Work request: Could every entry be set down once more, exactly as given?

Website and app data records
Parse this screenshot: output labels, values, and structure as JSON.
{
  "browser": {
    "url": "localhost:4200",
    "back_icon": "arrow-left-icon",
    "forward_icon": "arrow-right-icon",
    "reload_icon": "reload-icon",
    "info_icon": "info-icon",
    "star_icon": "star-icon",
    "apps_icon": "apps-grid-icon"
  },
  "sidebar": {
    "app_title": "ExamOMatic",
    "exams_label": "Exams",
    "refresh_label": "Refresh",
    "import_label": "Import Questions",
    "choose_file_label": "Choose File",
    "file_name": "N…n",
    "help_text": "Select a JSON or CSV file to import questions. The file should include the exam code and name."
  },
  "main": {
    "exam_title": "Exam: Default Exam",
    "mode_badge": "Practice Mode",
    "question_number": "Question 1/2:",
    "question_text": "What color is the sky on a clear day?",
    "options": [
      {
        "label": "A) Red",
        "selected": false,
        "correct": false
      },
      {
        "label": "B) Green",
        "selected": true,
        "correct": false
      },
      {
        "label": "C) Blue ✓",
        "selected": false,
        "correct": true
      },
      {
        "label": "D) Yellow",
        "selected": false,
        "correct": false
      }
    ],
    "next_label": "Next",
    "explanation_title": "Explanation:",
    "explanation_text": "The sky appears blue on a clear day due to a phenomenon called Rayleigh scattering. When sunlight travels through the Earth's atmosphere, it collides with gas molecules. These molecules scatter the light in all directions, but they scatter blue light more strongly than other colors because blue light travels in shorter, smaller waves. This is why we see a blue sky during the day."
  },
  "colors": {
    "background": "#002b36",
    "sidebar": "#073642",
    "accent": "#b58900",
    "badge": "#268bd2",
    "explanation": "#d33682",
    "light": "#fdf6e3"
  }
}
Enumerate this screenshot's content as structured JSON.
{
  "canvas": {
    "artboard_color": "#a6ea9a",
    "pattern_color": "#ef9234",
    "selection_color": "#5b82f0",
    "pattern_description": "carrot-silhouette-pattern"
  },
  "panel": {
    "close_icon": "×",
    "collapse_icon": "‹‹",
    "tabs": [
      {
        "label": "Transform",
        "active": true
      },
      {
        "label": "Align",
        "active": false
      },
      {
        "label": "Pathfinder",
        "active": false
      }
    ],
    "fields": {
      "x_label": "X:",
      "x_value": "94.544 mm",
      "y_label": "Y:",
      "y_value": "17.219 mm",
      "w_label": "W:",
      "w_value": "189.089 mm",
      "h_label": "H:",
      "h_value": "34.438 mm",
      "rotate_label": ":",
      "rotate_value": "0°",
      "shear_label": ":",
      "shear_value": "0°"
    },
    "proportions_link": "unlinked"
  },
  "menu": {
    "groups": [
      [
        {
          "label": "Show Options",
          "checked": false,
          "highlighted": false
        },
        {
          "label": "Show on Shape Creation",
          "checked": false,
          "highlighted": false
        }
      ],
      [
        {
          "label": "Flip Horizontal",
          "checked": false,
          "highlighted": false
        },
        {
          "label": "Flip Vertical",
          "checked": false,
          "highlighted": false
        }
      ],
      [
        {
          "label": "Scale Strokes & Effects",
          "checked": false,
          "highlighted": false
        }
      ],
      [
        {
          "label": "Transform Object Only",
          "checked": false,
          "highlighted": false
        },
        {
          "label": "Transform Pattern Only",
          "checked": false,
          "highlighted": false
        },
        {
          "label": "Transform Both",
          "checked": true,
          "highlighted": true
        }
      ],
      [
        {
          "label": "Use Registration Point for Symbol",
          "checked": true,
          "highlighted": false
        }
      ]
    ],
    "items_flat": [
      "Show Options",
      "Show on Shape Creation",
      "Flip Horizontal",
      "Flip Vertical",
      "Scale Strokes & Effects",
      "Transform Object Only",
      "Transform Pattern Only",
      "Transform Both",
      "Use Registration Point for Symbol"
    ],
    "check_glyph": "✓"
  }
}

Task answer:
Parse this screenshot: output labels, values, and structure as JSON.
{
  "browser": {
    "url": "localhost:4200",
    "back_icon": "arrow-left-icon",
    "forward_icon": "arrow-right-icon",
    "reload_icon": "reload-icon",
    "info_icon": "info-icon",
    "star_icon": "star-icon",
    "apps_icon": "apps-grid-icon"
  },
  "sidebar": {
    "app_title": "ExamOMatic",
    "exams_label": "Exams",
    "refresh_label": "Refresh",
    "import_label": "Import Questions",
    "choose_file_label": "Choose File",
    "file_name": "N…n",
    "help_text": "Select a JSON or CSV file to import questions. The file should include the exam code and name."
  },
  "main": {
    "exam_title": "Exam: Default Exam",
    "mode_badge": "Practice Mode",
    "question_number": "Question 1/2:",
    "question_text": "What color is the sky on a clear day?",
    "options": [
      {
        "label": "A) Red",
        "selected": false,
        "correct": false
      },
      {
        "label": "B) Green",
        "selected": true,
        "correct": false
      },
      {
        "label": "C) Blue ✓",
        "selected": false,
        "correct": true
      },
      {
        "label": "D) Yellow",
        "selected": false,
        "correct": false
      }
    ],
    "next_label": "Next",
    "explanation_title": "Explanation:",
    "explanation_text": "The sky appears blue on a clear day due to a phenomenon called Rayleigh scattering. When sunlight travels through the Earth's atmosphere, it collides with gas molecules. These molecules scatter the light in all directions, but they scatter blue light more strongly than other colors because blue light travels in shorter, smaller waves. This is why we see a blue sky during the day."
  },
  "colors": {
    "background": "#002b36",
    "sidebar": "#073642",
    "accent": "#b58900",
    "badge": "#268bd2",
    "explanation": "#d33682",
    "light": "#fdf6e3"
  }
}
Enumerate this screenshot's content as structured JSON.
{
  "canvas": {
    "artboard_color": "#a6ea9a",
    "pattern_color": "#ef9234",
    "selection_color": "#5b82f0",
    "pattern_description": "carrot-silhouette-pattern"
  },
  "panel": {
    "close_icon": "×",
    "collapse_icon": "‹‹",
    "tabs": [
      {
        "label": "Transform",
        "active": true
      },
      {
        "label": "Align",
        "active": false
      },
      {
        "label": "Pathfinder",
        "active": false
      }
    ],
    "fields": {
      "x_label": "X:",
      "x_value": "94.544 mm",
      "y_label": "Y:",
      "y_value": "17.219 mm",
      "w_label": "W:",
      "w_value": "189.089 mm",
      "h_label": "H:",
      "h_value": "34.438 mm",
      "rotate_label": ":",
      "rotate_value": "0°",
      "shear_label": ":",
      "shear_value": "0°"
    },
    "proportions_link": "unlinked"
  },
  "menu": {
    "groups": [
      [
        {
          "label": "Show Options",
          "checked": false,
          "highlighted": false
        },
        {
          "label": "Show on Shape Creation",
          "checked": false,
          "highlighted": false
        }
      ],
      [
        {
          "label": "Flip Horizontal",
          "checked": false,
          "highlighted": false
        },
        {
          "label": "Flip Vertical",
          "checked": false,
          "highlighted": false
        }
      ],
      [
        {
          "label": "Scale Strokes & Effects",
          "checked": false,
          "highlighted": false
        }
      ],
      [
        {
          "label": "Transform Object Only",
          "checked": false,
          "highlighted": false
        },
        {
          "label": "Transform Pattern Only",
          "checked": false,
          "highlighted": false
        },
        {
          "label": "Transform Both",
          "checked": true,
          "highlighted": true
        }
      ],
      [
        {
          "label": "Use Registration Point for Symbol",
          "checked": true,
          "highlighted": false
        }
      ]
    ],
    "items_flat": [
      "Show Options",
      "Show on Shape Creation",
      "Flip Horizontal",
      "Flip Vertical",
      "Scale Strokes & Effects",
      "Transform Object Only",
      "Transform Pattern Only",
      "Transform Both",
      "Use Registration Point for Symbol"
    ],
    "check_glyph": "✓"
  }
}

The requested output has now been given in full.